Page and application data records
::::::::::
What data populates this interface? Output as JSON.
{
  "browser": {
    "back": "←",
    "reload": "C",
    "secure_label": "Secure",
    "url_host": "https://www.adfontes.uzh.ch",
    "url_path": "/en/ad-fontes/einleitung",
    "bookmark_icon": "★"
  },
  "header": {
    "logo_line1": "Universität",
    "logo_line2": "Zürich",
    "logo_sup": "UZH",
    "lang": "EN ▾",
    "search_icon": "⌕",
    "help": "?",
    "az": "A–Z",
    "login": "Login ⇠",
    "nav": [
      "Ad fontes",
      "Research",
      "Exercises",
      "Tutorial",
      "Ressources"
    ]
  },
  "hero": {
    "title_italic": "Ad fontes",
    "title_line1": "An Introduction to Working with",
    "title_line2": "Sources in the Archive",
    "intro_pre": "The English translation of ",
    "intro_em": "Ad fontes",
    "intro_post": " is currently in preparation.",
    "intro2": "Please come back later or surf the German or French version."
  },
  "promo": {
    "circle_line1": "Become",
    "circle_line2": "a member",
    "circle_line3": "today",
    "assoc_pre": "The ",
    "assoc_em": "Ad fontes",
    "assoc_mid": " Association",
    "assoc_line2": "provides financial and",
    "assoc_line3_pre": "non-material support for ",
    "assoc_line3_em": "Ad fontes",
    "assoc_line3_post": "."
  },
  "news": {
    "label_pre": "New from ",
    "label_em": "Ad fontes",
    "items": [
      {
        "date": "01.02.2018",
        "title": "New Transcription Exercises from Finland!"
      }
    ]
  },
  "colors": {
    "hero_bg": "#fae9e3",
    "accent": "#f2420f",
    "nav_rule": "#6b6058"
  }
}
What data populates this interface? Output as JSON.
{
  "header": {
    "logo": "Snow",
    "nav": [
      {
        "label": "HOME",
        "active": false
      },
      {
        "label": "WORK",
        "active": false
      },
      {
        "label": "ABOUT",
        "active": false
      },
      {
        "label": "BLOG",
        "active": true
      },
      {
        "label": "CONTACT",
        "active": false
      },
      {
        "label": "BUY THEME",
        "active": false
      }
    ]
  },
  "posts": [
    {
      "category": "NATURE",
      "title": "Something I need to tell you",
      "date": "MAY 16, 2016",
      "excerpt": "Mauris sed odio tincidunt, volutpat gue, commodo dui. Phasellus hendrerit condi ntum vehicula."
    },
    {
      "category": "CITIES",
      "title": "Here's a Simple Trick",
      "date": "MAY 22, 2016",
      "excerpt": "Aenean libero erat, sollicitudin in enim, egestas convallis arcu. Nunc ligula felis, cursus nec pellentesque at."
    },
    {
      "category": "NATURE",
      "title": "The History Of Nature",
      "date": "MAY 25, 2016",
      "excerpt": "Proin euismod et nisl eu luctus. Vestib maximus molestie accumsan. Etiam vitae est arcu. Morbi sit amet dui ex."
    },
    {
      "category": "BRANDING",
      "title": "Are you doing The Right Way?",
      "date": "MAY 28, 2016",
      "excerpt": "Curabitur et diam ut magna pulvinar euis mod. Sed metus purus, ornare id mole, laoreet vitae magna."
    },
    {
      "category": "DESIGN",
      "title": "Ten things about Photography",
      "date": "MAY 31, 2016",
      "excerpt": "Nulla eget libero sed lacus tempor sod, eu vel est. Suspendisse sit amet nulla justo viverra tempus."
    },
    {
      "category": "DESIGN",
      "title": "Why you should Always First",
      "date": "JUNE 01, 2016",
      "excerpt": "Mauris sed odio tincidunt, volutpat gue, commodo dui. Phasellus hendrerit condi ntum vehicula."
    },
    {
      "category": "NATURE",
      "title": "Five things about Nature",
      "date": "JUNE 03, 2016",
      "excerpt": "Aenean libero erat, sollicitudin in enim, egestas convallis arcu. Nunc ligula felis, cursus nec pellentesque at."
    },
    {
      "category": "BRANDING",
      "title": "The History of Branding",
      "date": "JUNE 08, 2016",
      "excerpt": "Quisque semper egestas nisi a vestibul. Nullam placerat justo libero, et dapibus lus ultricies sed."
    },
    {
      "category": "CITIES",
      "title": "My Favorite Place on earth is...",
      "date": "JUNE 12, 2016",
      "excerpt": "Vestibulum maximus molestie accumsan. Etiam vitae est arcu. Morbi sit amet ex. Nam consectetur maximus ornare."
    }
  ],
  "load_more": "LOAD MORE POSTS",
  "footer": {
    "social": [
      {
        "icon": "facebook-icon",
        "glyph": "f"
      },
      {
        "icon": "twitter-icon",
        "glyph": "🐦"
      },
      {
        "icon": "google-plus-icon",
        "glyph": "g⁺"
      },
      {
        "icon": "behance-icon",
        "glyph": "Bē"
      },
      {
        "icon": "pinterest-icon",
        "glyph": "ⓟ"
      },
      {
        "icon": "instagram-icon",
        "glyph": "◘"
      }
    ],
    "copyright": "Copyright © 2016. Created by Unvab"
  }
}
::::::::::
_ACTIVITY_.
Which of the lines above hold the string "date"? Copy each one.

_EXERCISE RESULT_.
        "date": "01.02.2018",
      "date": "MAY 16, 2016",
      "date": "MAY 22, 2016",
      "date": "MAY 25, 2016",
      "date": "MAY 28, 2016",
      "date": "MAY 31, 2016",
      "date": "JUNE 01, 2016",
      "date": "JUNE 03, 2016",
      "date": "JUNE 08, 2016",
      "date": "JUNE 12, 2016",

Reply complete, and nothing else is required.